(Website and app data records)
****************
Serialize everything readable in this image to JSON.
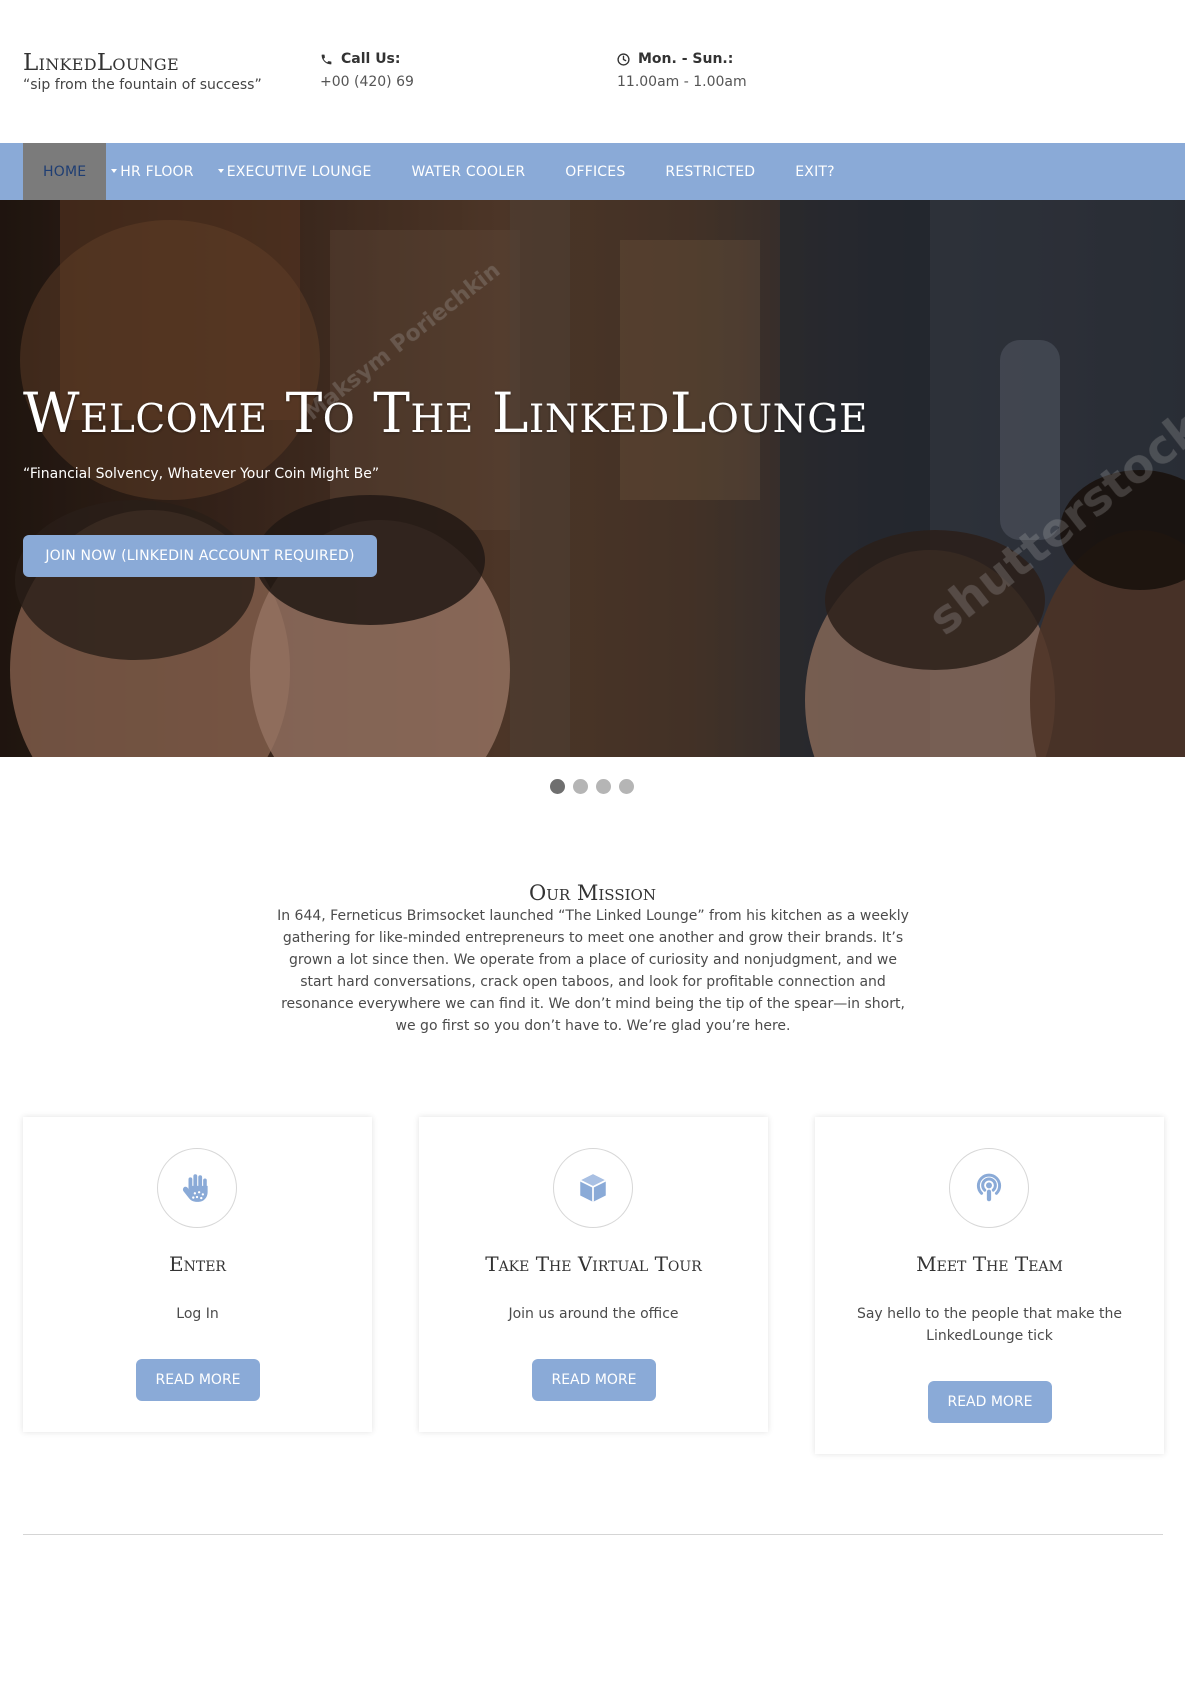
{
  "header": {
    "brand_name": "LinkedLounge",
    "brand_tagline": "“sip from the fountain of success”",
    "phone_label": "Call Us:",
    "phone_value": "+00 (420) 69",
    "hours_label": "Mon. - Sun.:",
    "hours_value": "11.00am - 1.00am"
  },
  "nav": {
    "items": [
      {
        "label": "HOME"
      },
      {
        "label": "HR FLOOR"
      },
      {
        "label": "EXECUTIVE LOUNGE"
      },
      {
        "label": "WATER COOLER"
      },
      {
        "label": "OFFICES"
      },
      {
        "label": "RESTRICTED"
      },
      {
        "label": "EXIT?"
      }
    ]
  },
  "hero": {
    "title": "Welcome To The LinkedLounge",
    "subtitle": "“Financial Solvency, Whatever Your Coin Might Be”",
    "button": "JOIN NOW (LINKEDIN ACCOUNT REQUIRED)",
    "watermark_1": "Maksym Poriechkin",
    "watermark_2": "shutterstock"
  },
  "carousel": {
    "slide_count": 4,
    "active_index": 0
  },
  "mission": {
    "title": "Our Mission",
    "text": "In 644, Ferneticus Brimsocket launched “The Linked Lounge” from his kitchen as a weekly gathering for like-minded entrepreneurs to meet one another and grow their brands. It’s grown a lot since then. We operate from a place of curiosity and nonjudgment, and we start hard conversations, crack open taboos, and look for profitable connection and resonance everywhere we can find it. We don’t mind being the tip of the spear—in short, we go first so you don’t have to. We’re glad you’re here."
  },
  "cards": [
    {
      "icon": "hand-icon",
      "title": "Enter",
      "text": "Log In",
      "button": "READ MORE"
    },
    {
      "icon": "cube-icon",
      "title": "Take The Virtual Tour",
      "text": "Join us around the office",
      "button": "READ MORE"
    },
    {
      "icon": "podcast-icon",
      "title": "Meet The Team",
      "text": "Say hello to the people that make the LinkedLounge tick",
      "button": "READ MORE"
    }
  ],
  "colors": {
    "accent": "#8aaad7",
    "nav_active_bg": "#7b7b7b",
    "nav_active_text": "#1f3e73",
    "text": "#4b4b4b"
  }
}
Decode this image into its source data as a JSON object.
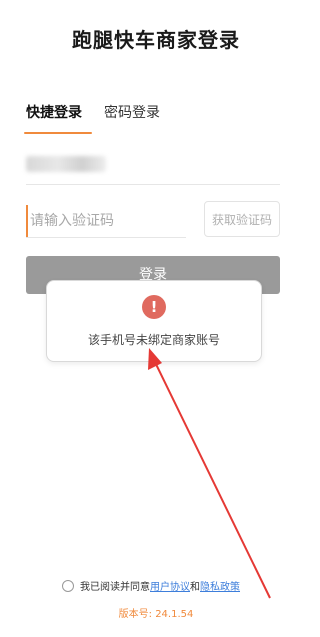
{
  "page": {
    "title": "跑腿快车商家登录"
  },
  "tabs": [
    {
      "label": "快捷登录",
      "active": true
    },
    {
      "label": "密码登录",
      "active": false
    }
  ],
  "form": {
    "code_placeholder": "请输入验证码",
    "get_code_label": "获取验证码",
    "login_label": "登录"
  },
  "toast": {
    "icon": "exclamation-icon",
    "message": "该手机号未绑定商家账号"
  },
  "agreement": {
    "prefix": "我已阅读并同意",
    "user_agreement": "用户协议",
    "and": "和",
    "privacy_policy": "隐私政策"
  },
  "version": "版本号: 24.1.54",
  "colors": {
    "accent": "#f08a3c",
    "link": "#3d7edb",
    "warning": "#e06a5f",
    "annotation": "#e53935"
  }
}
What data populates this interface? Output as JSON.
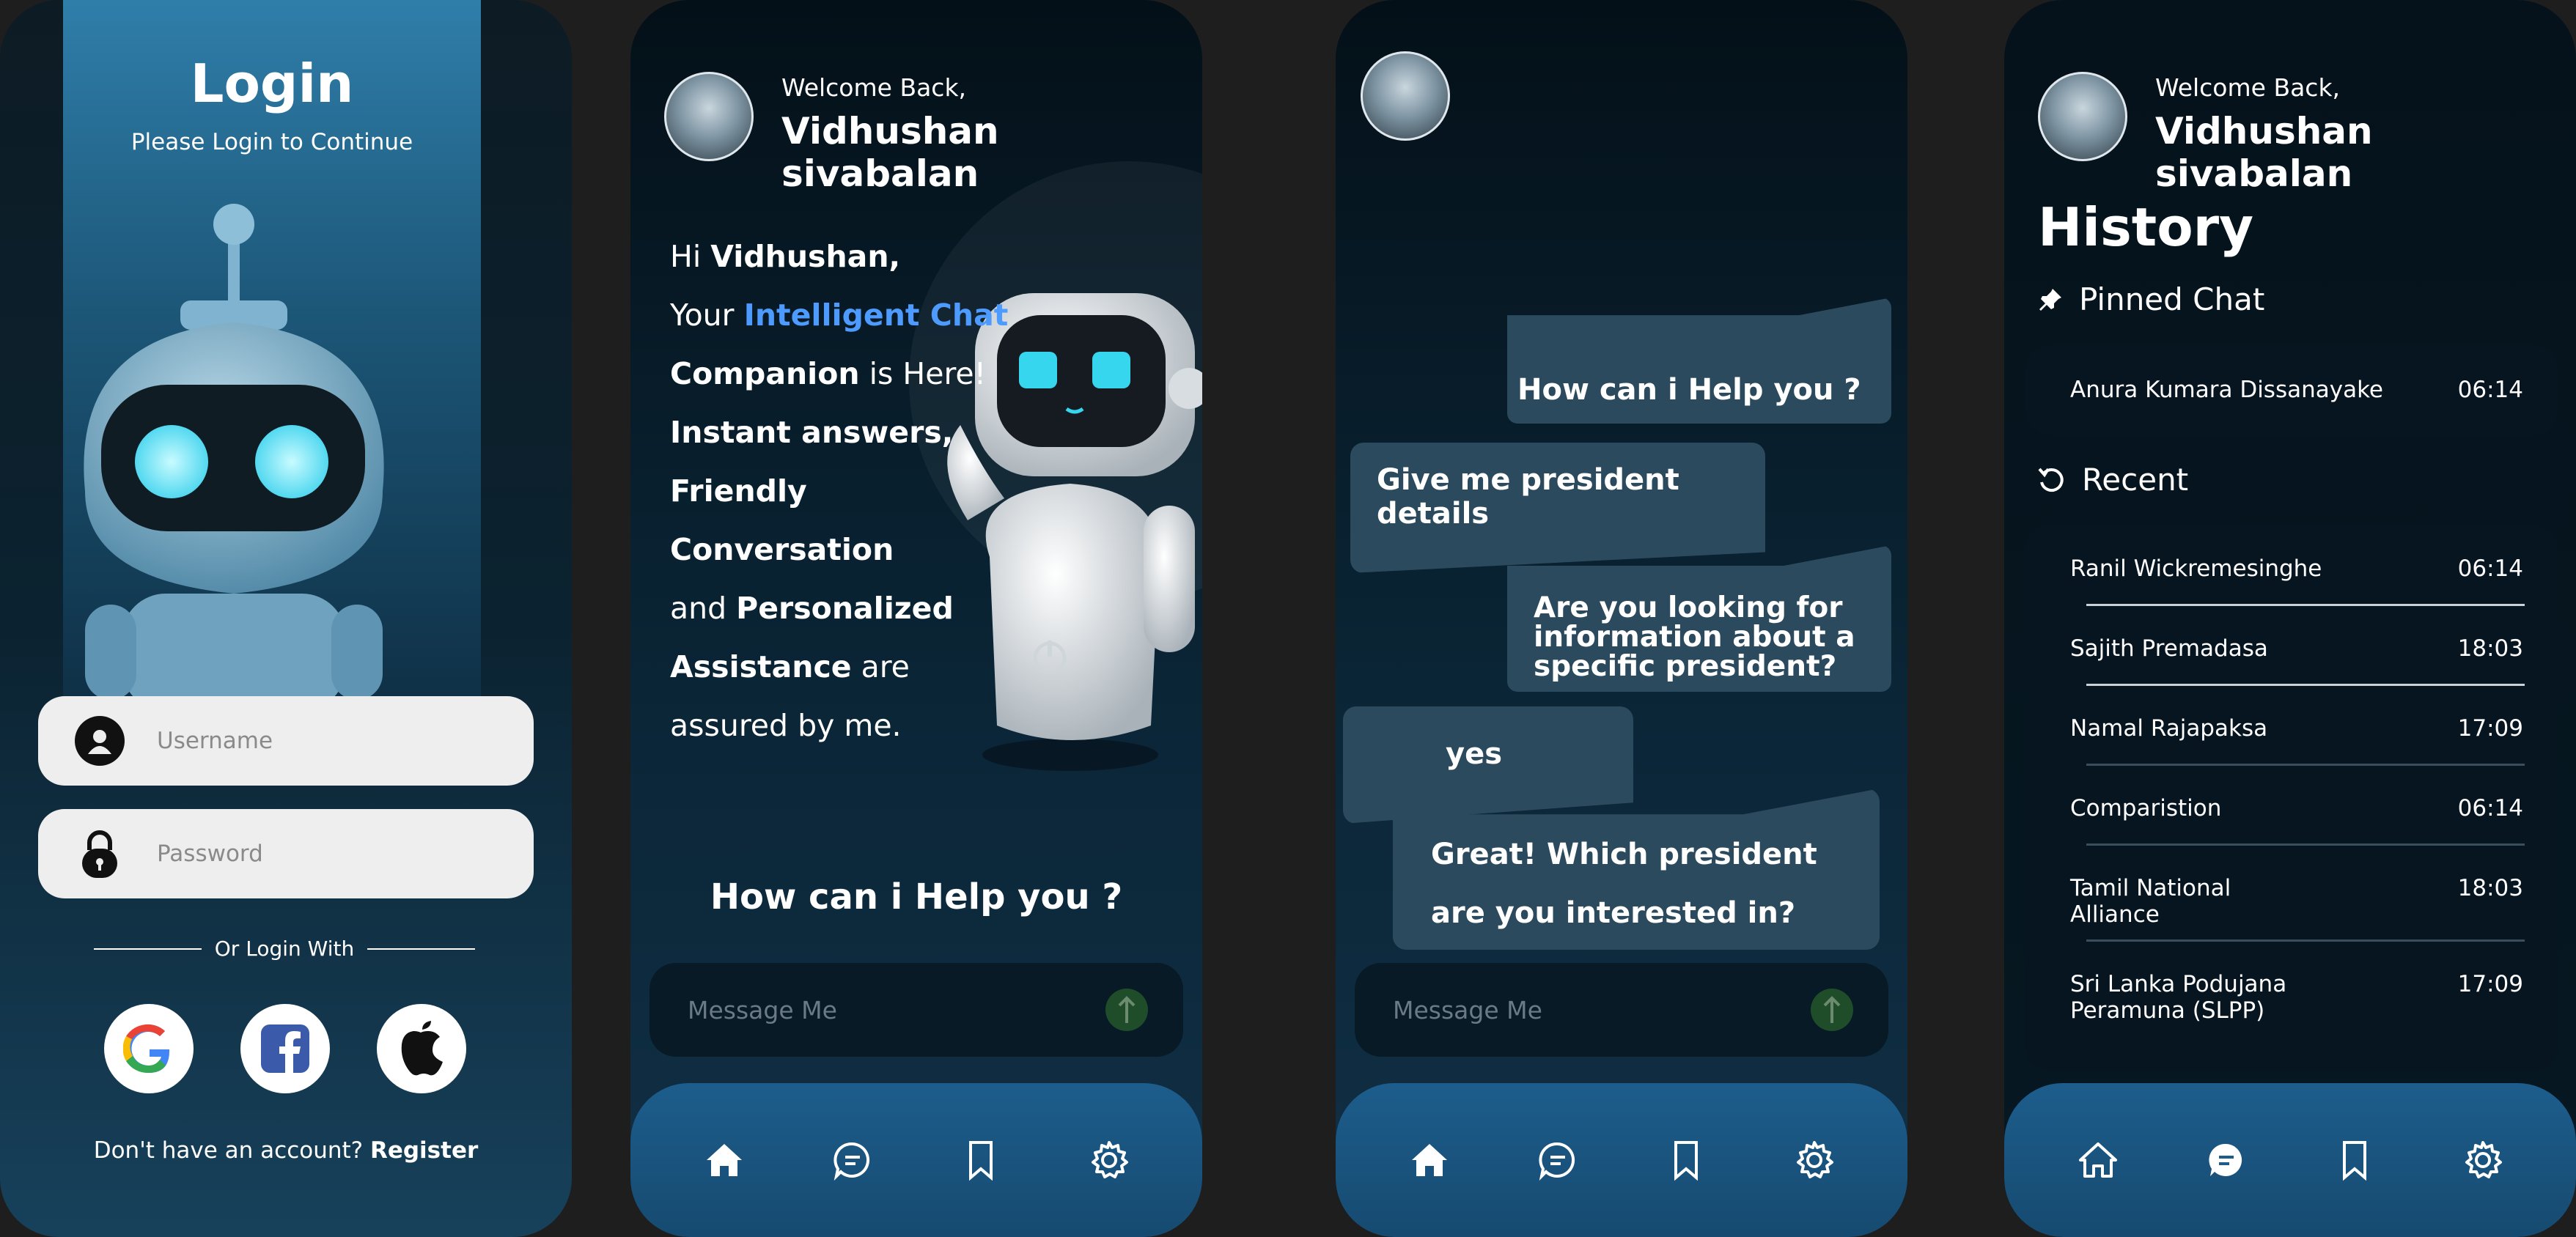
{
  "login": {
    "title": "Login",
    "subtitle": "Please Login to Continue",
    "username_placeholder": "Username",
    "password_placeholder": "Password",
    "or_login_with": "Or Login With",
    "register_prompt": "Don't have an account?",
    "register_link": "Register",
    "social": [
      "google-icon",
      "facebook-icon",
      "apple-icon"
    ]
  },
  "header": {
    "welcome": "Welcome Back,",
    "name": "Vidhushan sivabalan"
  },
  "home": {
    "line1_prefix": "Hi ",
    "line1_name": "Vidhushan,",
    "line2_prefix": "Your ",
    "line2_accent": "Intelligent Chat",
    "line3_bold": "Companion",
    "line3_rest": " is Here!",
    "line4": "Instant answers,",
    "line5": "Friendly",
    "line6": "Conversation",
    "line7_prefix": "and ",
    "line7_bold": "Personalized",
    "line8_bold": "Assistance",
    "line8_rest": " are",
    "line9": "assured by me.",
    "help_prompt": "How can i Help you ?"
  },
  "composer": {
    "placeholder": "Message Me"
  },
  "chat": {
    "messages": [
      {
        "from": "bot",
        "text": "How can i Help you ?"
      },
      {
        "from": "user",
        "text": "Give me president details"
      },
      {
        "from": "bot",
        "text": "Are you looking for information about a specific president?"
      },
      {
        "from": "user",
        "text": "yes"
      },
      {
        "from": "bot",
        "text": "Great! Which president are you interested in?"
      }
    ]
  },
  "history": {
    "title": "History",
    "pinned_label": "Pinned Chat",
    "recent_label": "Recent",
    "pinned": [
      {
        "name": "Anura Kumara Dissanayake",
        "time": "06:14"
      }
    ],
    "recent": [
      {
        "name": "Ranil Wickremesinghe",
        "time": "06:14"
      },
      {
        "name": "Sajith Premadasa",
        "time": "18:03"
      },
      {
        "name": "Namal Rajapaksa",
        "time": "17:09"
      },
      {
        "name": "Comparistion",
        "time": "06:14"
      },
      {
        "name": "Tamil National Alliance",
        "time": "18:03"
      },
      {
        "name": "Sri Lanka Podujana Peramuna (SLPP)",
        "time": "17:09"
      }
    ]
  },
  "tabbar": {
    "tabs": [
      "home-icon",
      "chat-icon",
      "bookmark-icon",
      "settings-icon"
    ]
  },
  "colors": {
    "accent": "#4e9bff",
    "bubble": "#2c4a5d",
    "tabbar": "#1d5d8c",
    "send": "#1f4d2a"
  }
}
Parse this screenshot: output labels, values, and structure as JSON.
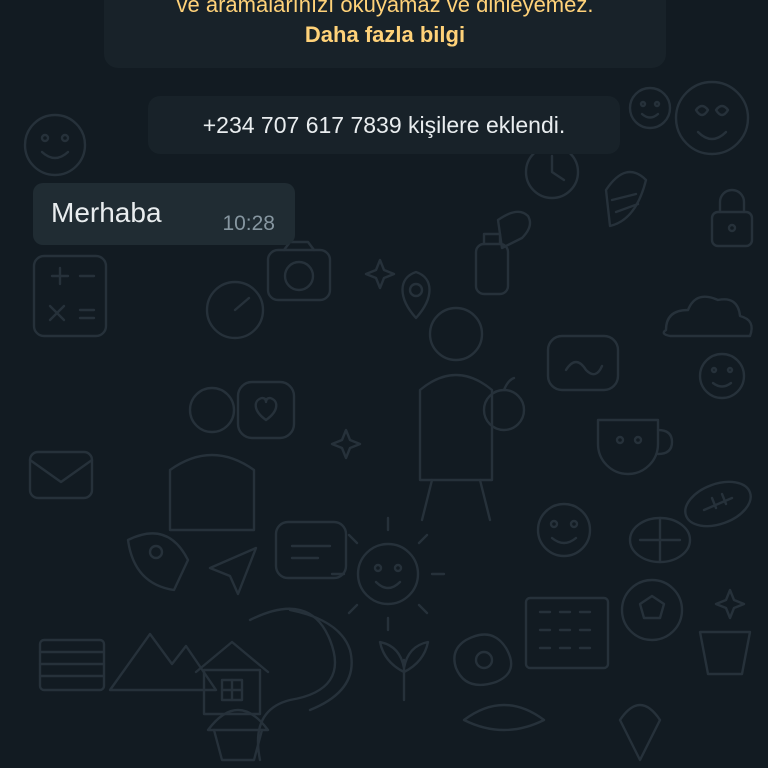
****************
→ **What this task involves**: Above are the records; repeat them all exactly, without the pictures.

→ **Solution to this exercise**:
Serialize everything readable in this image to JSON.
{
  "header": {
    "brand_name": "LinkedLounge",
    "brand_tagline": "“sip from the fountain of success”",
    "phone_label": "Call Us:",
    "phone_value": "+00 (420) 69",
    "hours_label": "Mon. - Sun.:",
    "hours_value": "11.00am - 1.00am"
  },
  "nav": {
    "items": [
      {
        "label": "HOME"
      },
      {
        "label": "HR FLOOR"
      },
      {
        "label": "EXECUTIVE LOUNGE"
      },
      {
        "label": "WATER COOLER"
      },
      {
        "label": "OFFICES"
      },
      {
        "label": "RESTRICTED"
      },
      {
        "label": "EXIT?"
      }
    ]
  },
  "hero": {
    "title": "Welcome To The LinkedLounge",
    "subtitle": "“Financial Solvency, Whatever Your Coin Might Be”",
    "button": "JOIN NOW (LINKEDIN ACCOUNT REQUIRED)",
    "watermark_1": "Maksym Poriechkin",
    "watermark_2": "shutterstock"
  },
  "carousel": {
    "slide_count": 4,
    "active_index": 0
  },
  "mission": {
    "title": "Our Mission",
    "text": "In 644, Ferneticus Brimsocket launched “The Linked Lounge” from his kitchen as a weekly gathering for like-minded entrepreneurs to meet one another and grow their brands. It’s grown a lot since then. We operate from a place of curiosity and nonjudgment, and we start hard conversations, crack open taboos, and look for profitable connection and resonance everywhere we can find it. We don’t mind being the tip of the spear—in short, we go first so you don’t have to. We’re glad you’re here."
  },
  "cards": [
    {
      "icon": "hand-icon",
      "title": "Enter",
      "text": "Log In",
      "button": "READ MORE"
    },
    {
      "icon": "cube-icon",
      "title": "Take The Virtual Tour",
      "text": "Join us around the office",
      "button": "READ MORE"
    },
    {
      "icon": "podcast-icon",
      "title": "Meet The Team",
      "text": "Say hello to the people that make the LinkedLounge tick",
      "button": "READ MORE"
    }
  ],
  "colors": {
    "accent": "#8aaad7",
    "nav_active_bg": "#7b7b7b",
    "nav_active_text": "#1f3e73",
    "text": "#4b4b4b"
  }
}
Decode this image into its source data as a JSON object.
{
  "page": {
    "title": "跑腿快车商家登录"
  },
  "tabs": [
    {
      "label": "快捷登录",
      "active": true
    },
    {
      "label": "密码登录",
      "active": false
    }
  ],
  "form": {
    "code_placeholder": "请输入验证码",
    "get_code_label": "获取验证码",
    "login_label": "登录"
  },
  "toast": {
    "icon": "exclamation-icon",
    "message": "该手机号未绑定商家账号"
  },
  "agreement": {
    "prefix": "我已阅读并同意",
    "user_agreement": "用户协议",
    "and": "和",
    "privacy_policy": "隐私政策"
  },
  "version": "版本号: 24.1.54",
  "colors": {
    "accent": "#f08a3c",
    "link": "#3d7edb",
    "warning": "#e06a5f",
    "annotation": "#e53935"
  }
}
What data populates this interface? Output as JSON.
{
  "login": {
    "title": "Login",
    "subtitle": "Please Login to Continue",
    "username_placeholder": "Username",
    "password_placeholder": "Password",
    "or_login_with": "Or Login With",
    "register_prompt": "Don't have an account?",
    "register_link": "Register",
    "social": [
      "google-icon",
      "facebook-icon",
      "apple-icon"
    ]
  },
  "header": {
    "welcome": "Welcome Back,",
    "name": "Vidhushan sivabalan"
  },
  "home": {
    "line1_prefix": "Hi ",
    "line1_name": "Vidhushan,",
    "line2_prefix": "Your ",
    "line2_accent": "Intelligent Chat",
    "line3_bold": "Companion",
    "line3_rest": " is Here!",
    "line4": "Instant answers,",
    "line5": "Friendly",
    "line6": "Conversation",
    "line7_prefix": "and ",
    "line7_bold": "Personalized",
    "line8_bold": "Assistance",
    "line8_rest": " are",
    "line9": "assured by me.",
    "help_prompt": "How can i Help you ?"
  },
  "composer": {
    "placeholder": "Message Me"
  },
  "chat": {
    "messages": [
      {
        "from": "bot",
        "text": "How can i Help you ?"
      },
      {
        "from": "user",
        "text": "Give me president details"
      },
      {
        "from": "bot",
        "text": "Are you looking for information about a specific president?"
      },
      {
        "from": "user",
        "text": "yes"
      },
      {
        "from": "bot",
        "text": "Great! Which president are you interested in?"
      }
    ]
  },
  "history": {
    "title": "History",
    "pinned_label": "Pinned Chat",
    "recent_label": "Recent",
    "pinned": [
      {
        "name": "Anura Kumara Dissanayake",
        "time": "06:14"
      }
    ],
    "recent": [
      {
        "name": "Ranil Wickremesinghe",
        "time": "06:14"
      },
      {
        "name": "Sajith Premadasa",
        "time": "18:03"
      },
      {
        "name": "Namal Rajapaksa",
        "time": "17:09"
      },
      {
        "name": "Comparistion",
        "time": "06:14"
      },
      {
        "name": "Tamil National Alliance",
        "time": "18:03"
      },
      {
        "name": "Sri Lanka Podujana Peramuna (SLPP)",
        "time": "17:09"
      }
    ]
  },
  "tabbar": {
    "tabs": [
      "home-icon",
      "chat-icon",
      "bookmark-icon",
      "settings-icon"
    ]
  },
  "colors": {
    "accent": "#4e9bff",
    "bubble": "#2c4a5d",
    "tabbar": "#1d5d8c",
    "send": "#1f4d2a"
  }
}
Parse this screenshot: output labels, values, and structure as JSON.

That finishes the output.